__DATA TO EXAMINE__.
=== Begin Enclosure ===

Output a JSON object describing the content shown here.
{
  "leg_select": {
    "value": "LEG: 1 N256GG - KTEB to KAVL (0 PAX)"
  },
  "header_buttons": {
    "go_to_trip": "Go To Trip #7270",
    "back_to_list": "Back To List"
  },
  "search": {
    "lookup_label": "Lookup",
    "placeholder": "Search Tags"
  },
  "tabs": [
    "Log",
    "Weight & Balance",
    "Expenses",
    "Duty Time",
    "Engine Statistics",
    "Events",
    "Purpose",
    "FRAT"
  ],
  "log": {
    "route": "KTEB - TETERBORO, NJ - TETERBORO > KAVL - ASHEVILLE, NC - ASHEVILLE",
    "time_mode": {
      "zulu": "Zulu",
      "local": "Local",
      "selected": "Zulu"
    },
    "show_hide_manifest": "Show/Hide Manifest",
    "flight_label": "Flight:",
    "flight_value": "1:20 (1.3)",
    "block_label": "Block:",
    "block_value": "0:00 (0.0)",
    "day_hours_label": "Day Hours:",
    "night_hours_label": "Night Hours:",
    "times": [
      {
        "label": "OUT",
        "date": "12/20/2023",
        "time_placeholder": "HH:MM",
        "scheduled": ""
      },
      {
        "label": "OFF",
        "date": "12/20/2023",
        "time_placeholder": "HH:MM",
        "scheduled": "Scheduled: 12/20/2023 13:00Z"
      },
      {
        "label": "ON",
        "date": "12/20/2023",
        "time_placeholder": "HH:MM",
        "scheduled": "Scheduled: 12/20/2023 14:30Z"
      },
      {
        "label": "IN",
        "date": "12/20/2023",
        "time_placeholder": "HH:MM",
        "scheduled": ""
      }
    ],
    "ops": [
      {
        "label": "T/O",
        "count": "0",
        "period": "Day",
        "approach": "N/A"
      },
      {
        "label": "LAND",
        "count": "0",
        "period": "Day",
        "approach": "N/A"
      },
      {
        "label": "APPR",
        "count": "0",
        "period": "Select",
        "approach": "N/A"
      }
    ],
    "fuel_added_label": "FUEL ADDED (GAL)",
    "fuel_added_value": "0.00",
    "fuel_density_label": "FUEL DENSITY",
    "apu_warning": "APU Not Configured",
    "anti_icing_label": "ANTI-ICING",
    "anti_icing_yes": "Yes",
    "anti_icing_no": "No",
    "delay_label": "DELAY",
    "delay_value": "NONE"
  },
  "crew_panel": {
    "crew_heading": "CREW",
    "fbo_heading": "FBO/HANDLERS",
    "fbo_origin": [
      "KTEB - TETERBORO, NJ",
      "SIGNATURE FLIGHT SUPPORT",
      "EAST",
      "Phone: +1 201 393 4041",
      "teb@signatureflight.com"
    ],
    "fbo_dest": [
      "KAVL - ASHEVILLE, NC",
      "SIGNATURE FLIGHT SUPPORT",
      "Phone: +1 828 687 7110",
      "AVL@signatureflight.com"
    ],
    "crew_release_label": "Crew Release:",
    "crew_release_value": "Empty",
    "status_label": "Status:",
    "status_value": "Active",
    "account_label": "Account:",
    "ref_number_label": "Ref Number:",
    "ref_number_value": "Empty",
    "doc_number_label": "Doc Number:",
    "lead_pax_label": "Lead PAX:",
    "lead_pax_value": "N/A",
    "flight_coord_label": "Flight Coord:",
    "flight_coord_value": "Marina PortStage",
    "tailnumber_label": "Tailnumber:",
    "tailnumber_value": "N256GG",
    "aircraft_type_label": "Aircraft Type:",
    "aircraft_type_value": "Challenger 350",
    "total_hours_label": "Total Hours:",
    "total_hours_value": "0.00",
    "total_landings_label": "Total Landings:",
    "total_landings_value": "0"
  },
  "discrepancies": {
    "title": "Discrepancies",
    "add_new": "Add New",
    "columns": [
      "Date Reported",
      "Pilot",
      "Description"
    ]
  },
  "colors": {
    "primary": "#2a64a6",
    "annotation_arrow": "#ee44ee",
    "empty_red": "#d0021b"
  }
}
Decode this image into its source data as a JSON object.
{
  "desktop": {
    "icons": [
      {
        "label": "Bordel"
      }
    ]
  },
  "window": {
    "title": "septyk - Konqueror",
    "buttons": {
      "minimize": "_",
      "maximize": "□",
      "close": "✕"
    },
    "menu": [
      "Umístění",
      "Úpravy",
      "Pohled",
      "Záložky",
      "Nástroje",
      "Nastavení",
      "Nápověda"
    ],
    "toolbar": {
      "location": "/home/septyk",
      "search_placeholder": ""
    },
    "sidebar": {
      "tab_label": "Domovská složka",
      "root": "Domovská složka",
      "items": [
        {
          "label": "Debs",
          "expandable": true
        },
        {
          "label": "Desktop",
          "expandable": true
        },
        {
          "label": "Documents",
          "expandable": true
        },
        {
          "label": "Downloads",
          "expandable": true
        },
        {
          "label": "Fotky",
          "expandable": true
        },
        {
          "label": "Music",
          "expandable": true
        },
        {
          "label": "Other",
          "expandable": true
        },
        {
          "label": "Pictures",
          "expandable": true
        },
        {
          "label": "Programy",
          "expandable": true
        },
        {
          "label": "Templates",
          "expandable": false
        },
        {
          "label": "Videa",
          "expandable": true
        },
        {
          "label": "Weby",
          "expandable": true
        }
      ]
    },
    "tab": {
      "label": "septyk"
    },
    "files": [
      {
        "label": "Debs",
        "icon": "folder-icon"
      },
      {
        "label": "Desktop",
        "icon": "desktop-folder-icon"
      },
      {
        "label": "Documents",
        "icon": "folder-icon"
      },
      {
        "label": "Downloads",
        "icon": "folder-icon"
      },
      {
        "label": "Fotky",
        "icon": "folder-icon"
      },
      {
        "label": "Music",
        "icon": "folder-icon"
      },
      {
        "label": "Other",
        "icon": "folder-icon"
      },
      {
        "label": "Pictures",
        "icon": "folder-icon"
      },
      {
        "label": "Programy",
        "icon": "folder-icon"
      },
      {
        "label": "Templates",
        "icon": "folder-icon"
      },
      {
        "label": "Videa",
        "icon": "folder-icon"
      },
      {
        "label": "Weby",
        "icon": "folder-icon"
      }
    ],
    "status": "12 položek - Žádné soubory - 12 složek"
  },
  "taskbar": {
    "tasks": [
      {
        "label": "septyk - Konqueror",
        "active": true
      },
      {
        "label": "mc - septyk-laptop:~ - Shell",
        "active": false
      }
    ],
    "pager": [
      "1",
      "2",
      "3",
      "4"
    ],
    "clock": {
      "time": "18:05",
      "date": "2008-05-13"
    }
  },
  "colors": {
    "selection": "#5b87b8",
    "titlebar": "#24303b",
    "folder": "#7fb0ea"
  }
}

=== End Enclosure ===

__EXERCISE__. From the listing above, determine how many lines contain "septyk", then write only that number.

__WRITTEN RESPONSE__. 5